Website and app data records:
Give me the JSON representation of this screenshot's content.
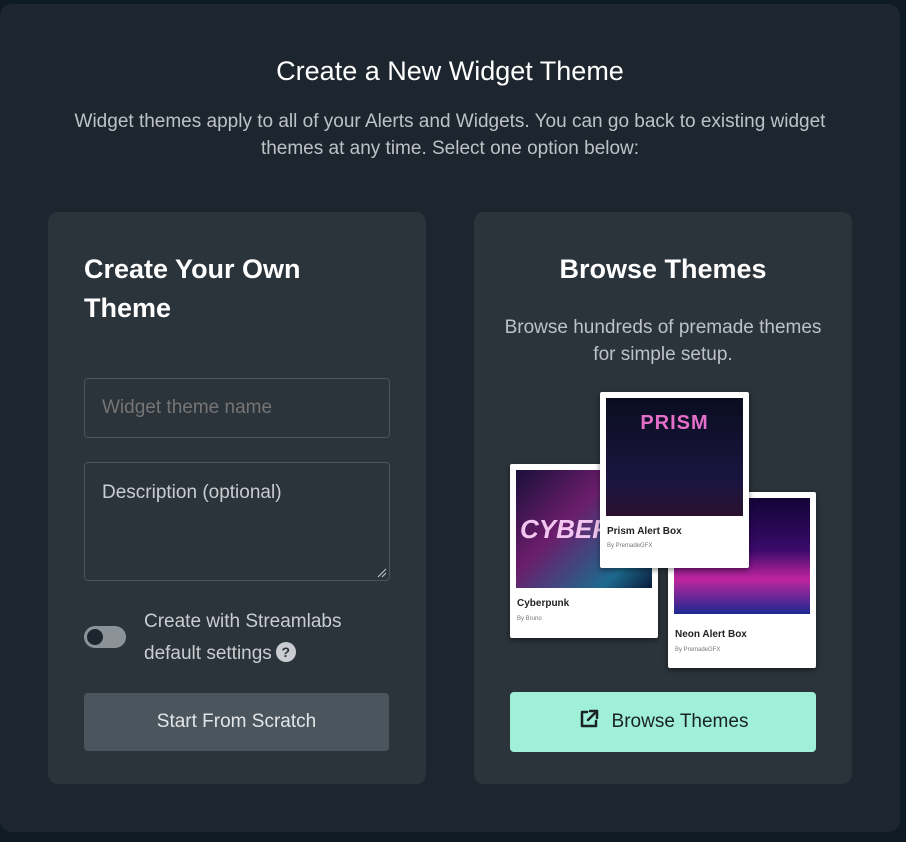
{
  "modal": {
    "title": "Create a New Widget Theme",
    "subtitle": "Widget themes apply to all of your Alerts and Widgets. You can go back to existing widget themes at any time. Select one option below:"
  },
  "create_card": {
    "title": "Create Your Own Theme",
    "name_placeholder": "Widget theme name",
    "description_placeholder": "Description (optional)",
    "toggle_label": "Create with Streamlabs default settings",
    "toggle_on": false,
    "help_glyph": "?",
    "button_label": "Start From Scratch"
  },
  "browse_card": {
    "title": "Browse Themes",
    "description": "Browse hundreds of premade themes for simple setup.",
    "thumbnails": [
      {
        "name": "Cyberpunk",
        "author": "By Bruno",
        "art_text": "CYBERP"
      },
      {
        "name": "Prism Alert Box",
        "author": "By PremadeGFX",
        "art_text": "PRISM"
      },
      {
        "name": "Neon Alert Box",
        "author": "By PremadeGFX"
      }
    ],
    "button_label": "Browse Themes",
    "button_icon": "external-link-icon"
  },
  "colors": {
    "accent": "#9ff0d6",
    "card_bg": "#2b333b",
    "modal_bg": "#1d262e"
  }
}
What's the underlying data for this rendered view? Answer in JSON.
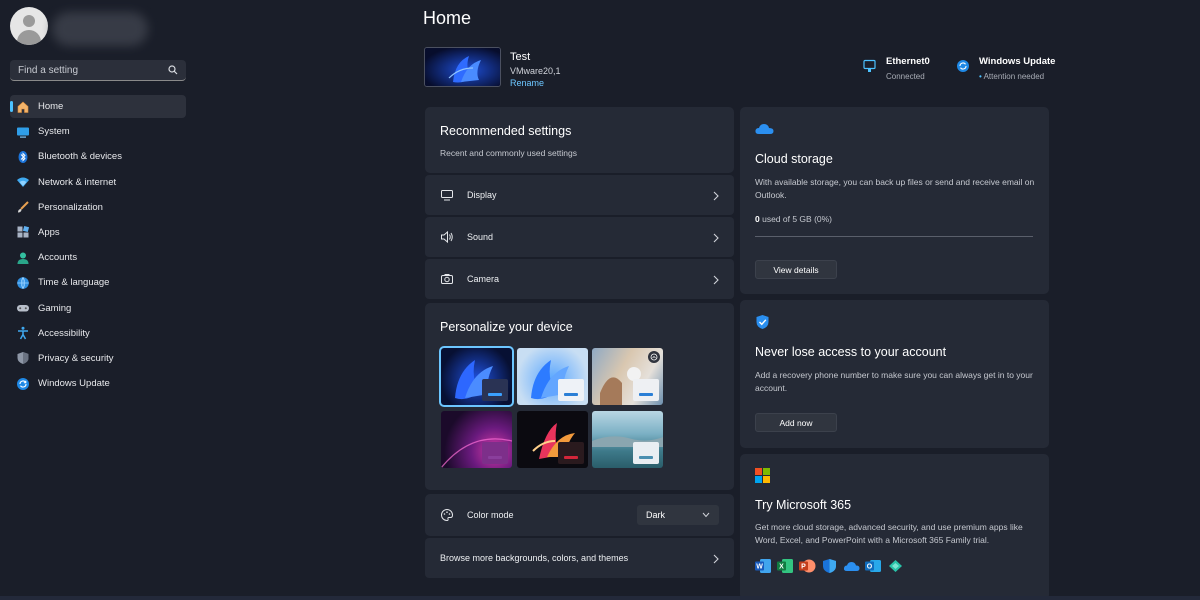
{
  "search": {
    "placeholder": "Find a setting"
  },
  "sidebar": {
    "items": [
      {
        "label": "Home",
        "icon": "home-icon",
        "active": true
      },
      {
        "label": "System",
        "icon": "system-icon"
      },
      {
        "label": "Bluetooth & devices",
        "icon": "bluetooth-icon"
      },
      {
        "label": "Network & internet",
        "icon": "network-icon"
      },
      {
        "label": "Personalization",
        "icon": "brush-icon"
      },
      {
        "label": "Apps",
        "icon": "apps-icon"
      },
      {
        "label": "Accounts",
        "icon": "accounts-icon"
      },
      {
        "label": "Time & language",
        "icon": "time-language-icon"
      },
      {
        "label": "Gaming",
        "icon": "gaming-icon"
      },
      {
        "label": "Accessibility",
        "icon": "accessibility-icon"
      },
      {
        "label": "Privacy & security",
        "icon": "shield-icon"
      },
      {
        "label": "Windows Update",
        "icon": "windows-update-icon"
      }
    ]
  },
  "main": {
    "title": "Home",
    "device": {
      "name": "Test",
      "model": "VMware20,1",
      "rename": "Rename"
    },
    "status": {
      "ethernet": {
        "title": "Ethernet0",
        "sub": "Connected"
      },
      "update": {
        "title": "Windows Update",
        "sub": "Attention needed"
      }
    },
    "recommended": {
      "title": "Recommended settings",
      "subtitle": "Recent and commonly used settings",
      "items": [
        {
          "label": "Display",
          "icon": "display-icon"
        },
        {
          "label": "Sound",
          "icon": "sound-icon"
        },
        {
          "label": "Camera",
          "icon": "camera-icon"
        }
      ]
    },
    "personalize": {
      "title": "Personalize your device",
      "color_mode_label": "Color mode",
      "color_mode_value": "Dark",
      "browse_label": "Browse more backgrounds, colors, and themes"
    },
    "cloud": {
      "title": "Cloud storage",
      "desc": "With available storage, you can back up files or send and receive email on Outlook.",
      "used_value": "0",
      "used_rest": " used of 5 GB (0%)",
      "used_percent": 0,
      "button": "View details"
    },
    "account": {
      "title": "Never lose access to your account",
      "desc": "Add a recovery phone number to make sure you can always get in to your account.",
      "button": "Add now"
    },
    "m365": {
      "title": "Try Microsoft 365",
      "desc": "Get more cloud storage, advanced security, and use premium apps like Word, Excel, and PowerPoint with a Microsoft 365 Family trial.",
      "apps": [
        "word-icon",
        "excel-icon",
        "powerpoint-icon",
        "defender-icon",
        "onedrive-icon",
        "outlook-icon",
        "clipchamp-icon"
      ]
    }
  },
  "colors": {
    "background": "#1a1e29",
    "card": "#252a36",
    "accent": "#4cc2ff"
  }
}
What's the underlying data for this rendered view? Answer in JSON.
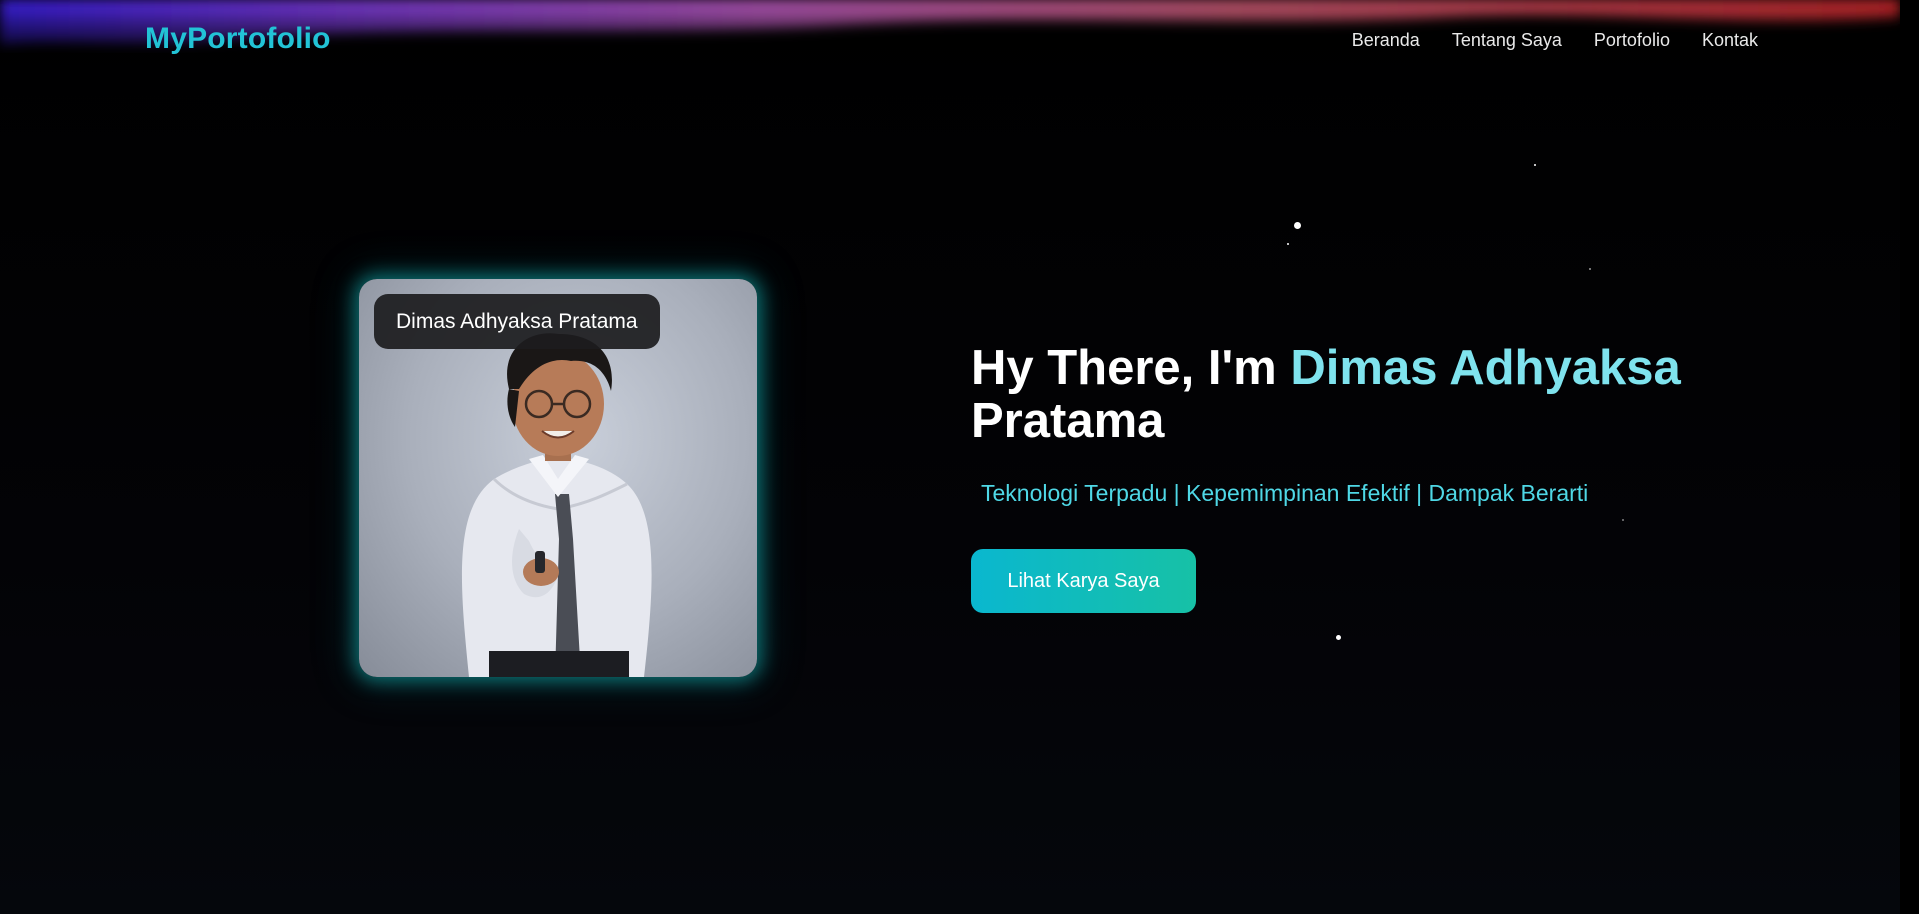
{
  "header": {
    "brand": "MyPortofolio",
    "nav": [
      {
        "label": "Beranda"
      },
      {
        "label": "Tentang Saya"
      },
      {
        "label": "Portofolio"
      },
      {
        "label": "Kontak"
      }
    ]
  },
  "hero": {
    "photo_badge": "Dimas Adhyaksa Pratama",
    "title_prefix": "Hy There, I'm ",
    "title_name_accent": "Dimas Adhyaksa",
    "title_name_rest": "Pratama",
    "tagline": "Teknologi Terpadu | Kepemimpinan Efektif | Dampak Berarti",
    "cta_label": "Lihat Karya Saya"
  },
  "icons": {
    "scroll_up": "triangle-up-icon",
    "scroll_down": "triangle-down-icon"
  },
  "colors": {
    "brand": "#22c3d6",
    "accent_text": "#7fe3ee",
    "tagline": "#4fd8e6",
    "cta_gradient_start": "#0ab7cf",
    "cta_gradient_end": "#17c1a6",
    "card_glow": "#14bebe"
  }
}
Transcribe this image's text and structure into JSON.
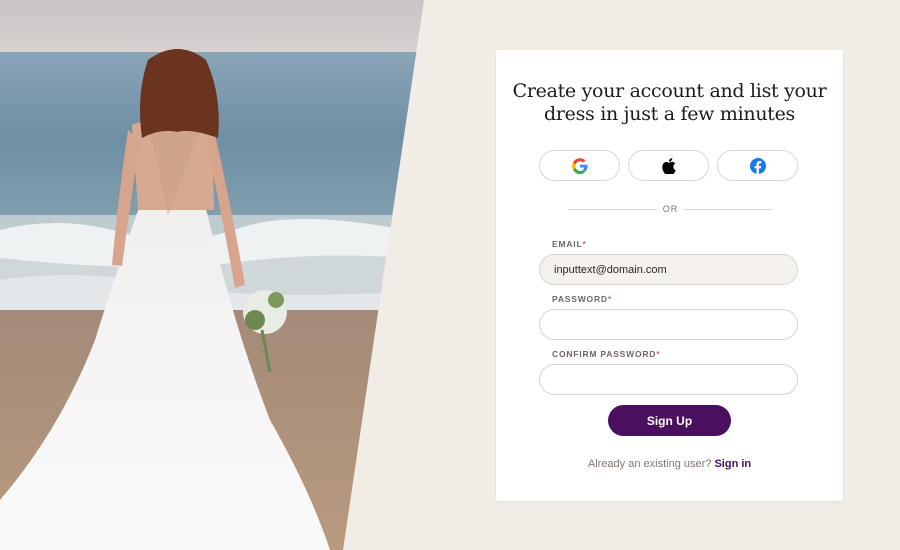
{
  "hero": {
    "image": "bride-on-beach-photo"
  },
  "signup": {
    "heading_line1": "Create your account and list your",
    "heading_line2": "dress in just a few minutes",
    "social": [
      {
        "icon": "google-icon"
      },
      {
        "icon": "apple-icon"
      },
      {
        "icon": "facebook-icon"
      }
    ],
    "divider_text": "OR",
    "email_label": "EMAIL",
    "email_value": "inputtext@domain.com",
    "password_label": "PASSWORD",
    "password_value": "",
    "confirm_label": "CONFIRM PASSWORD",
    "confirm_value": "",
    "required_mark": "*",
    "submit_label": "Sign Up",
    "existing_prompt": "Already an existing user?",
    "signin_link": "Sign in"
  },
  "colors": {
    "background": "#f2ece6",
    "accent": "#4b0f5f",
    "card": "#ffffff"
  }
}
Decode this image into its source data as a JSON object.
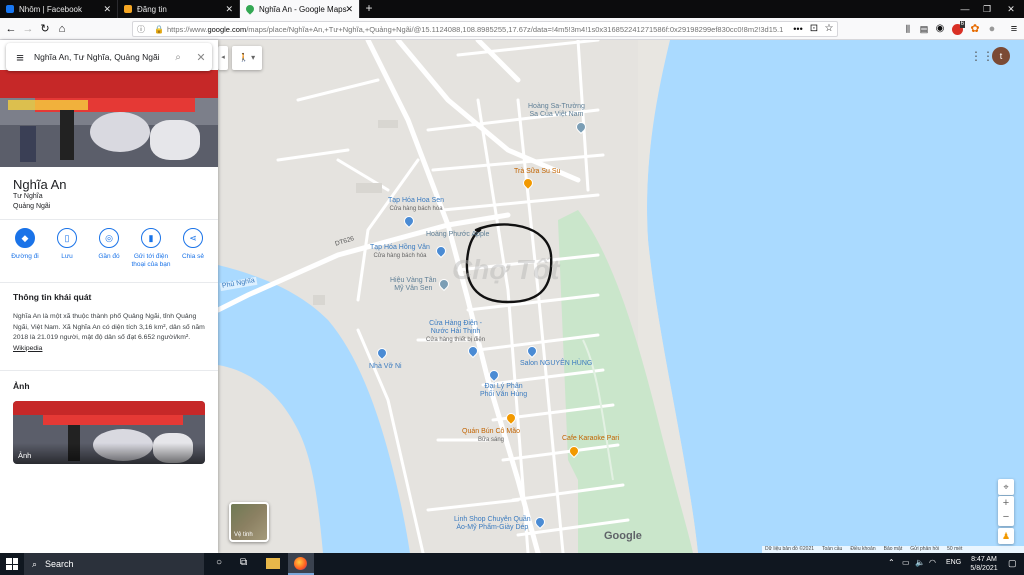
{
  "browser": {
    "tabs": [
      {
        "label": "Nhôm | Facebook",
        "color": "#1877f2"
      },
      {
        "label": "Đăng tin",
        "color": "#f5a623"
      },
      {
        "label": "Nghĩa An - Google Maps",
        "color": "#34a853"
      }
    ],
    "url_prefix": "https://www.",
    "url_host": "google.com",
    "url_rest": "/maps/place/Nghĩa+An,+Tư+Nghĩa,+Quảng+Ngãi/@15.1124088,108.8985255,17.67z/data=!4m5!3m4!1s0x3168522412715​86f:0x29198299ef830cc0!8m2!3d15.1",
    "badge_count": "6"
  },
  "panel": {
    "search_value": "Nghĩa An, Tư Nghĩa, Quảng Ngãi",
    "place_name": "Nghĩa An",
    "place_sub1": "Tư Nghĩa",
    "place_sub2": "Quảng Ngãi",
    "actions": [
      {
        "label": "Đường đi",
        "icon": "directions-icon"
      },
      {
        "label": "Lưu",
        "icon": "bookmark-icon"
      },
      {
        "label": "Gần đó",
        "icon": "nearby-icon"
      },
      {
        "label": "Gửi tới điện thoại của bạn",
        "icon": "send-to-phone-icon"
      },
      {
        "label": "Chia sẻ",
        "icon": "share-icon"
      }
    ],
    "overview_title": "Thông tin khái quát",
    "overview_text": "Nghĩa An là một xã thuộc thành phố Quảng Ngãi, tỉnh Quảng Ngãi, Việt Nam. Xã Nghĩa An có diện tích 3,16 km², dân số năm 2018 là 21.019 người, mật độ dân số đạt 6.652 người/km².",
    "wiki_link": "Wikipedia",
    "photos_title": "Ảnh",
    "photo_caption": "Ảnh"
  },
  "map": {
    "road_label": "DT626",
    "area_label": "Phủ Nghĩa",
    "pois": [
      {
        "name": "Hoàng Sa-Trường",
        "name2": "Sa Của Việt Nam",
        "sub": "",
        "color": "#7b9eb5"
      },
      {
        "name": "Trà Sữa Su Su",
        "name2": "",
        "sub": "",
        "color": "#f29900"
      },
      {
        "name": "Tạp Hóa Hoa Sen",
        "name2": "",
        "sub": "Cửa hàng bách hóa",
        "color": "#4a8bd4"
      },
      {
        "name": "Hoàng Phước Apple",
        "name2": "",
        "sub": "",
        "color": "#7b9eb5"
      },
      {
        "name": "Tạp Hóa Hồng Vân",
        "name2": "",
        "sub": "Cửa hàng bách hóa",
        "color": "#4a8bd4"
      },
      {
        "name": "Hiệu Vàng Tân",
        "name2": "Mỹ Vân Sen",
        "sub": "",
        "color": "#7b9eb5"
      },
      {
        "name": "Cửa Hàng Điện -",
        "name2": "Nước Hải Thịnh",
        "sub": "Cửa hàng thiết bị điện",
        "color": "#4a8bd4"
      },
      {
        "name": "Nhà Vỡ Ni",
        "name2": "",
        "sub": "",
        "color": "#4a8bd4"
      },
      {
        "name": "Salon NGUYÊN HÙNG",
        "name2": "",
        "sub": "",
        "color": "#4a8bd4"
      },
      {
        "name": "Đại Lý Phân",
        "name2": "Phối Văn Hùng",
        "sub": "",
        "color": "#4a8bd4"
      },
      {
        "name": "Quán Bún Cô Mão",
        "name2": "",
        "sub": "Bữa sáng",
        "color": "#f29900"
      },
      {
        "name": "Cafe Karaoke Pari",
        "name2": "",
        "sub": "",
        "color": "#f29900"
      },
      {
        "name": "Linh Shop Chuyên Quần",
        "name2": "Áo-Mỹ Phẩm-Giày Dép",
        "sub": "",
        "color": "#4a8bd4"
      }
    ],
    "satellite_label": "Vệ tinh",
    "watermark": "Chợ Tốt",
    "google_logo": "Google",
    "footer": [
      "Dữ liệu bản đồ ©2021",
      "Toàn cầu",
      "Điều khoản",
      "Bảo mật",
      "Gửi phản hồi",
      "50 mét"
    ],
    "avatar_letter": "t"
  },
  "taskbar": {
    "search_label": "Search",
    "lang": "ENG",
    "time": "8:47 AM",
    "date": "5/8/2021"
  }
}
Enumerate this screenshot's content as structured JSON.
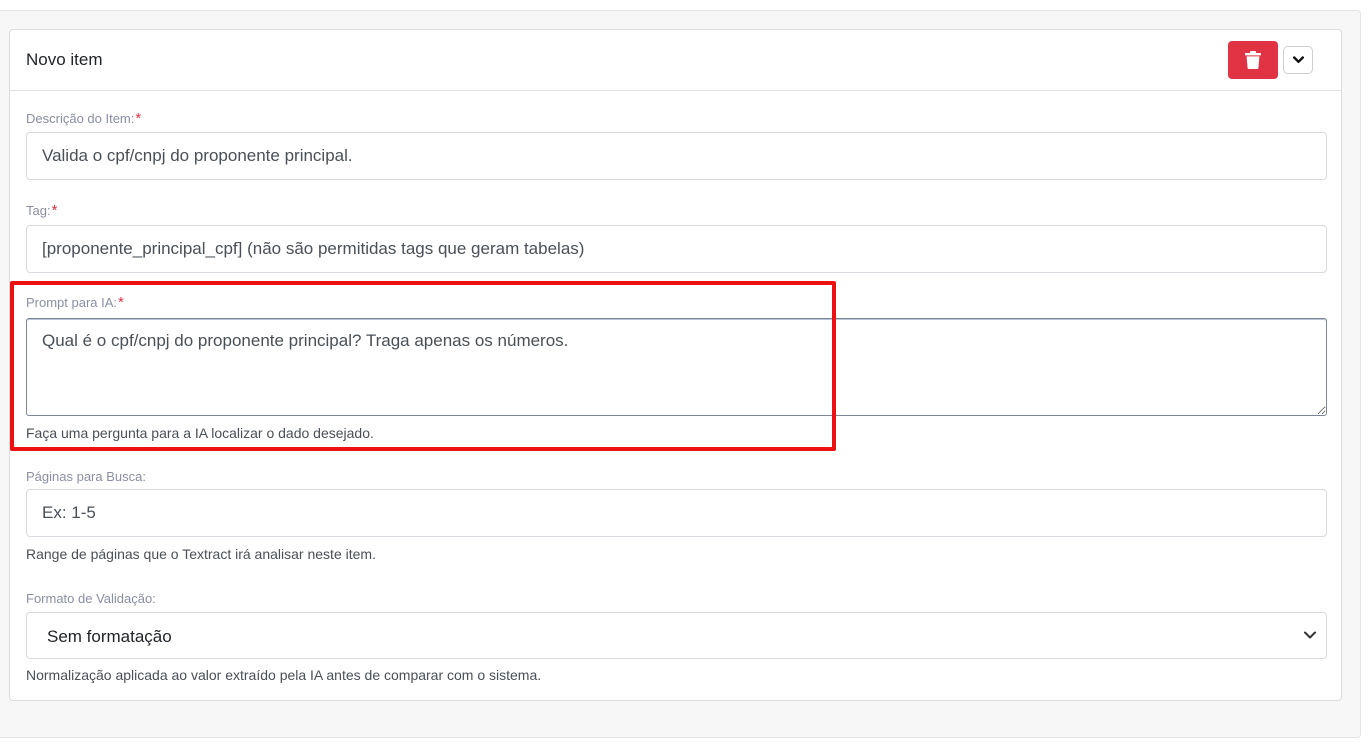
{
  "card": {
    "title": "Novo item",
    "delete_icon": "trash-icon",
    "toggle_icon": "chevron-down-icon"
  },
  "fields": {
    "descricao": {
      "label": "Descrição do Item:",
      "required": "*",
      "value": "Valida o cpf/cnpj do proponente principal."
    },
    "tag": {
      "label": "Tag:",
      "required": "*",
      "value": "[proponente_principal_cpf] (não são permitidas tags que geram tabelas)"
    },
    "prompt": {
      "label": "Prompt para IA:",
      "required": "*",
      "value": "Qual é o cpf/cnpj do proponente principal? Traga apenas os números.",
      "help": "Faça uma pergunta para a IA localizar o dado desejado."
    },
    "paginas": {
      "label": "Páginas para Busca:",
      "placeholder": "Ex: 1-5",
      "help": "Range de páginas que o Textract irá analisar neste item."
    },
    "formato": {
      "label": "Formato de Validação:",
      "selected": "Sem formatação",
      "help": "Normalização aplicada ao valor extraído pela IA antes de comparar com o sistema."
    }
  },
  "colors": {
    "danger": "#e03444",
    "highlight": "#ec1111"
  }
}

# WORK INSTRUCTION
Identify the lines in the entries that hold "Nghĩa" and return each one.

# ANSWER FOR THIS EXERCISE
        "label": "Nghĩa An - Google Maps",
    "url_rest": "/maps/place/Nghĩa+An,+Tư+Nghĩa,+Quảng+Ngãi/@15.1124088,108.8985255,17.67z/data=!4m5!3m4!1s0x3168522412715​86f:0x29198299ef830cc0!8m2!3d15.1",
    "search_value": "Nghĩa An, Tư Nghĩa, Quảng Ngãi",
    "place_name": "Nghĩa An",
    "place_sub1": "Tư Nghĩa",
    "overview_text": "Nghĩa An là một xã thuộc thành phố Quảng Ngãi, tỉnh Quảng Ngãi, Việt Nam. Xã Nghĩa An có diện tích 3,16 km², dân số năm 2018 là 21.019 người, mật độ dân số đạt 6.652 người/km².",
    "area_label": "Phủ Nghĩa",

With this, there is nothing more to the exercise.